Marlins’ Ross on pace for breakout year

Cody Ross got an immediate lesson in how baseball can be


It’s September 2003. Ross gets called up by the Detroit Tigers

on a Monday. Hits the first home run of his career, a grand slam no

less, off Cliff Lee the next day. Beats out a sacrifice bunt five

innings later, tearing his left knee while hustling to first base.

Gets carried off on a flatbed cart and doesn’t see the major

leagues again for nearly two years.

The ups and downs of the game, all personified in the span of

about five innings.

Ross has long recovered, but hasn’t forgotten.

These days, baseball has been pretty much one big upswing for

Ross, the Florida Marlins’ right fielder who wears his socks high,

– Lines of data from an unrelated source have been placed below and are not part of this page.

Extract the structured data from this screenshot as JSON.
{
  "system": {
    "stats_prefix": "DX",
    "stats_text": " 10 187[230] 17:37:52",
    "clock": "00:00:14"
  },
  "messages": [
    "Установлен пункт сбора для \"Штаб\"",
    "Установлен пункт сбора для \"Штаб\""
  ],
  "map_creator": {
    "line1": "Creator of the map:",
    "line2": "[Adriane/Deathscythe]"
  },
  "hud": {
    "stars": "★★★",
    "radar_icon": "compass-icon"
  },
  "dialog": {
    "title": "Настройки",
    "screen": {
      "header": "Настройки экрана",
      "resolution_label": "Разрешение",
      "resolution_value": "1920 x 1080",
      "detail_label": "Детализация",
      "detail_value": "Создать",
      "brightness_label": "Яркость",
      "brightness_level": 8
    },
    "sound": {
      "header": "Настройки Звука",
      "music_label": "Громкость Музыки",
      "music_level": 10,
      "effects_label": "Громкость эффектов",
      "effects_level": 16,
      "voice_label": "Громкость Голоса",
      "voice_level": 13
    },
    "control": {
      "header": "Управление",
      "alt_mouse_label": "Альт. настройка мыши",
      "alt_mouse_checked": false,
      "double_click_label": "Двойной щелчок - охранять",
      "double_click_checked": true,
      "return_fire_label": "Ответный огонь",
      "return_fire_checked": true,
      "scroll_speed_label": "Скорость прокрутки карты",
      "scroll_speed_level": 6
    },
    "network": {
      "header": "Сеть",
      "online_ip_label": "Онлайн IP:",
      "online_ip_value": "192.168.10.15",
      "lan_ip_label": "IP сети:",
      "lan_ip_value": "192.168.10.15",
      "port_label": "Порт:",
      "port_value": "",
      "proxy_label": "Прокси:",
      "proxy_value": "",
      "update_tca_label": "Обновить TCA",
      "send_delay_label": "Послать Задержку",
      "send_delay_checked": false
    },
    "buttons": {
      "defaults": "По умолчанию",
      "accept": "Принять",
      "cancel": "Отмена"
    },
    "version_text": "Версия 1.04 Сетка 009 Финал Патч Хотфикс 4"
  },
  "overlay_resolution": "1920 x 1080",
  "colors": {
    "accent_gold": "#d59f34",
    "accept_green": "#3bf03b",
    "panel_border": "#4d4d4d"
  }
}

swings hard and is on pace for a big year. His .308 average

entering Wednesday against Atlanta is tied with Ronny Paulino for

the team lead, 38 points higher than his previous career-best for a

full season.

“My confidence level, it’s up there,” Ross said, beaming at

his locker. “I feel good about every part of my game right now. I

think you have to. If you don’t here, you’re going to just get

eaten up. When you step in that box, you’ve got to know you’re

going to get the job done and you have to feel that you’re going to

get the job done. Otherwise, you’re going to get beat every


He’s not getting beat often.

A more matured approach at the plate is working for Ross this

season, whose power numbers are a bit down – one homer every 42.3

at-bats so far this season, as opposed to one every 21 in 2008,

then one every 23.3 in 2009 – but is delivering more consistently

than ever before.

Maybe the best example of that came Tuesday night against the


Marlins up by one, two runners on, eighth inning, many of those

who remained in a meager crowd announced at about 11,000 chanting

his name, “Co-dy! Co-dy! Co-dy!”

In past years, that would have been the only urging Ross would

need before trying to drill a mammoth homer.

Not this time, though. Instead, he took Atlanta reliever Jesse

Chavez to right with a perfectly placed opposite-field double, deep

enough to score both runners and the Marlins eventually held on to

win 6-4.

“Cody getting those add-on runs, they were big,” Marlins

manager Fredi Gonzalez said.

Ross was ebullient afterward, with good reason.

“That’s where I am as a player now,” Ross said. “When you’re

young, you’re trying to do too much. Maybe a couple years ago, I’m

trying to hit a home run instead of hitting the ball the other


Ross says he’s more comfortable than ever, and it’s showing.

He’s batting .369 at home this season, eighth-best in the majors,

and Gonzalez is touting him as someone worthy of All-Star

consideration – even though Ross is hitting .247 away from


“That’s just the game of baseball,” Gonzalez said. “I can’t

explain why.”

Hitting .353 so far in May, Ross is having his best month at the

plate since batting .381 with five home runs in 63 at-bats during

September 2007.

And as he goes, so do the Marlins, it seems.

When Ross has at least one RBI this season, Florida is a

staggering 14-2. When he doesn’t, the Marlins are 10-19. In

Marlins’ victories, he’s hitting .370, as opposed to an average of

.234 so far in losses this season.

On a team where opponents are leery of challenging All-Star

shortstop Hanley Ramirez and while hitting behind Dan Uggla – who

came into Wednesday tied for the NL lead with 12 home runs – Ross

is reaping the benefits.

“It goes back to me progressing as a player, being more

patient,” Ross said. “I’m taking what they give me.”